With Delhi Police registering FIRs against the agitating students of Jawaharlal Nehru University (JNU) and the JNU administration moving the High Court for a contempt of the court case against the students and the cops, it’s difficult to comprehend if its beginning of the end of the crisis, or the end of the beginning which was made a day earlier with the government constituting a three-member committee to look into the matter.
JNU, its students and faculty have been discussed variously for the past week in public domain with the dominant narrative being that they are anti-national and a burden on society; and JNU is an ‘adda’ (hub) of politics which should be shut down. Prime Minister Narendra Modi and his HRD Minister Ramesh Pokhriyal Nishank have, however, shown signs of some benevolence towards the agitating students but the same cannot be said about the more stringent elements wedded to their common ideology.
Given the legacy of knowledge sharing and struggle for youth empowerment, it’s difficult to believe that a body like the Akhil Bharatiya Vidyarthi Parishad could favour Tiananmen Square-like handling of the situation. It has been to the much relief of those not sympathetic to the Left but at the same time facing the dilemma of endorsing a high handed management of the issue, that some of the Vidyarthi Parishad functionaries have stated on record that they opposed the exceptional fee hike.
JNU is not only about politics of Kanhaiya Kumars, Shehla Rashids, Umar Khalids and Kavita Krishnans but of a very high level of scholarship pursued by several generation of students who have taken Indian politics, bureaucracy, academics and media to great levels. If there is a shutdown on the campus, it doesn’t affect the JNUSU leadership, most of whom are PhD students, but those faceless students enrolled in the under-graduate and masters programmes as Damocles’ Sword is hanging over their end-semester examination.
What we are witnessing on the television screens and social media is what once historian Ramchandra Guha defined the present ideological struggle on the campuses between the Right and the Left as a struggle between "Left's dogmatism and Right's bigotry". In fact, he goes to even say that the Right on several occasions has justified its unwarranted actions as a counter to the Left's obstinacy.

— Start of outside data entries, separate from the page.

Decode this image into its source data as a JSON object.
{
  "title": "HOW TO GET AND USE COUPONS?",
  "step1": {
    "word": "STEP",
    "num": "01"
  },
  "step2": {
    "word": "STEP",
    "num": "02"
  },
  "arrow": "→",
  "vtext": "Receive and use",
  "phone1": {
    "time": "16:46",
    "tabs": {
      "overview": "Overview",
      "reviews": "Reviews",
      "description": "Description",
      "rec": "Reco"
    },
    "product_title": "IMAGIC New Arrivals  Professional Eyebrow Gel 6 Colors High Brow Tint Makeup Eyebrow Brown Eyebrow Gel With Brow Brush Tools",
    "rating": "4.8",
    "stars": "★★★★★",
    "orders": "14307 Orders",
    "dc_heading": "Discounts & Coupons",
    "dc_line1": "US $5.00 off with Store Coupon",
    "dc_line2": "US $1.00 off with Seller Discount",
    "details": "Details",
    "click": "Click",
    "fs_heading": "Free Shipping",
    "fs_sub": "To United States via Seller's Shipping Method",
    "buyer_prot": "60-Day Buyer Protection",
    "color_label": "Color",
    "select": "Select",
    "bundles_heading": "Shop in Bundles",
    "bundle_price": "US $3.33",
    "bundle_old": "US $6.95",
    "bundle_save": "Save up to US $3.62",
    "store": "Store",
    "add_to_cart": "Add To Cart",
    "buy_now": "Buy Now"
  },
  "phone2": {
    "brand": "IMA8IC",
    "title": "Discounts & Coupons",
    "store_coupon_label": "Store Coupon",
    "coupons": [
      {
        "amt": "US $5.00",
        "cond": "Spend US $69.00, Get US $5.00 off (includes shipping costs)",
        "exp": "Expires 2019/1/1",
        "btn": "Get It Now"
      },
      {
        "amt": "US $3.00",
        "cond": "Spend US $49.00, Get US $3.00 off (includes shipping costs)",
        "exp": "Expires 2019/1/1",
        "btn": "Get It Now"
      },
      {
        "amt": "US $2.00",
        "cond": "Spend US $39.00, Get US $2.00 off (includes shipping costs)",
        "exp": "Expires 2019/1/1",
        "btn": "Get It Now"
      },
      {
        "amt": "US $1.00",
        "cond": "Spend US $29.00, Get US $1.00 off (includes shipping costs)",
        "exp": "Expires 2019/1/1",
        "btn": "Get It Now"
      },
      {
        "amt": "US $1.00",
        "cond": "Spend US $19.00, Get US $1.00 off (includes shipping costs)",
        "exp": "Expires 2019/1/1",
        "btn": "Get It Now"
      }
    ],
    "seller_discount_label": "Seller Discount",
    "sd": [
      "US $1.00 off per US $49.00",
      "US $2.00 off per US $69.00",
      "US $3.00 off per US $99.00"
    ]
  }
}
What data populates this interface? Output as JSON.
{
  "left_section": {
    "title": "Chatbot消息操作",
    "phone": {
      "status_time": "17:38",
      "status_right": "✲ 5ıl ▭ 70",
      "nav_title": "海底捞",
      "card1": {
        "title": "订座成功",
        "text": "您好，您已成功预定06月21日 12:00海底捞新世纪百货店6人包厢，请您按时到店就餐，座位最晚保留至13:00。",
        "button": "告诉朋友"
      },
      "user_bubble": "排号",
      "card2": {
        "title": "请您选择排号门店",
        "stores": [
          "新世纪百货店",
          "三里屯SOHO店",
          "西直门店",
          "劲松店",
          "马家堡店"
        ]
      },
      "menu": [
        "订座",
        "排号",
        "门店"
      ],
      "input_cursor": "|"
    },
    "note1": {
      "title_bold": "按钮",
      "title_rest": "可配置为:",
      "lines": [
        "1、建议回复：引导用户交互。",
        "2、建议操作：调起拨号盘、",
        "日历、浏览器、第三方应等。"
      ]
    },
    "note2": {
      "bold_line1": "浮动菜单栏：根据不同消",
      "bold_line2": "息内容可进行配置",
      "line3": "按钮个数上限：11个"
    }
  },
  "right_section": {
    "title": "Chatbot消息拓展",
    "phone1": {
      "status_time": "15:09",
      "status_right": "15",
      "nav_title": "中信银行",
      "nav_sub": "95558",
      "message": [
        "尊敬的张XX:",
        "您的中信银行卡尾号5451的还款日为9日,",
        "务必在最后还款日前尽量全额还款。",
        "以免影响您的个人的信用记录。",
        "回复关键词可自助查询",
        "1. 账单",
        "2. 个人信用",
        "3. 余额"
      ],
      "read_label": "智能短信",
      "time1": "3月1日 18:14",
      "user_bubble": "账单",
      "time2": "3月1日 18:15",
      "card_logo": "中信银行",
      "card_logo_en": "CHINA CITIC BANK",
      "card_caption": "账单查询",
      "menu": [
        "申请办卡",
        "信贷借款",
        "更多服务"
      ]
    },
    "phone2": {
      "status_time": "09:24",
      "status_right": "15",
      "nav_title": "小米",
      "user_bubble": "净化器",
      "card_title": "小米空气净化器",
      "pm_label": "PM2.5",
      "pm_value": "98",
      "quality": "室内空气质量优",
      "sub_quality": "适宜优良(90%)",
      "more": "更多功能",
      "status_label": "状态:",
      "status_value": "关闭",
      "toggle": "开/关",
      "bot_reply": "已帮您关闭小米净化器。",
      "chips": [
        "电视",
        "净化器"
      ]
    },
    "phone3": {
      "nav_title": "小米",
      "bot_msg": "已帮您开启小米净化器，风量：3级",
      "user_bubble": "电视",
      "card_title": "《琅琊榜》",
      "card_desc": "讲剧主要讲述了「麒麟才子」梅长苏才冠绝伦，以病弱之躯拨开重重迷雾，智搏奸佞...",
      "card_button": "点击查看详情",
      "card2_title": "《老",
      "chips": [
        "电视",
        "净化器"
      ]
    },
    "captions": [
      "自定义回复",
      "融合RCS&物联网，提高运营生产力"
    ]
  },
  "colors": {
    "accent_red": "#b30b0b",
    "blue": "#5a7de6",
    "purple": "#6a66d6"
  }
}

But not this time around. Right’s cyber army, given its extreme enthusiasm, following the abrogation of 370 and a favourable Ayodhya verdict, raw energy and most importantly ignorance, has allowed their Left adversaries play the victim card to the hilt. And in this internecine battle who suffers, the majority of the students, who would wish a peaceful negotiated settlement, and the image of the government.
Despite some media houses unfastening their hounds on the agitating students, those in position of power should not forget that there still exists a large portion of Indian media which would find hard to defend the savage police attack on unarmed students, as they found difficult to endorse the violence let loose by the lawyers against the cops.
As mentioned earlier, JNU is not only about politics, it’s also about a culture of academic rigour especially in the field of social sciences. In a country where even degree of PhD doesn’t command very high price, the degrees earned at JNU are priceless. Howsoever one may disagree with the world view of some of the student leaders mentioned above, they cannot be faulted for their scholarship.
It was this scholarship which the JNU administration should have respected before coming down on them. For those who take pride in the names of Chanakya and Vivekananda, and rightly so, should have taken cues from their lives and teachings. Lack of dialogue and non-engagement have always failed as tools of negotiation.
The protesters did not include just those living on the ideological nourishment provided by Karl Marx but also those who look up to Babasaheb Ambedkar and also there is a substantial minority of those inspired by Syama Prasad Mukherjee and Deen Dayal Upadhyay. Unfortunately, those trying to cleanse JNU of the anti-national elements in their myopic view did not see beyond Marx.
Vice-Chancellor M Jagadesh Kumar, who assumed office in 2016, unlike his predecessors, is not from the campus. His baptism took place by fire with the ‘tukde-tukde’ incident taking place within a few days of his taking over. It has been a difficult tenure for him and it’s to his credit that he has managed to remain in office and that too in good health as it’s a very high pressure job in present times.
However, to his discredit goes the inability to connect with the students, going beyond the ‘political class’. This is largely attributable to the fact that he belongs not only to a different campus but a different academic culture. The professional institutions like IITs and IIMs can never be and should never be compared with the universities.
For those working towards diffusing the crisis, a cue could be taken from a General, who was appointed Vice-Chancellor of Jamia Millia Islamia in late 1990s. The battle hardened Lieutenant General MA Zaki had managed to clean the Jamia campus of oncogenic elements using tools of education like a surgeon would wield a scalpel and not running amuck with a bayonet. The situation in JNU today is not even a patch on what was it in Jamia then.
(The writer is a senior journalist and political analyst. Views expressed are personal)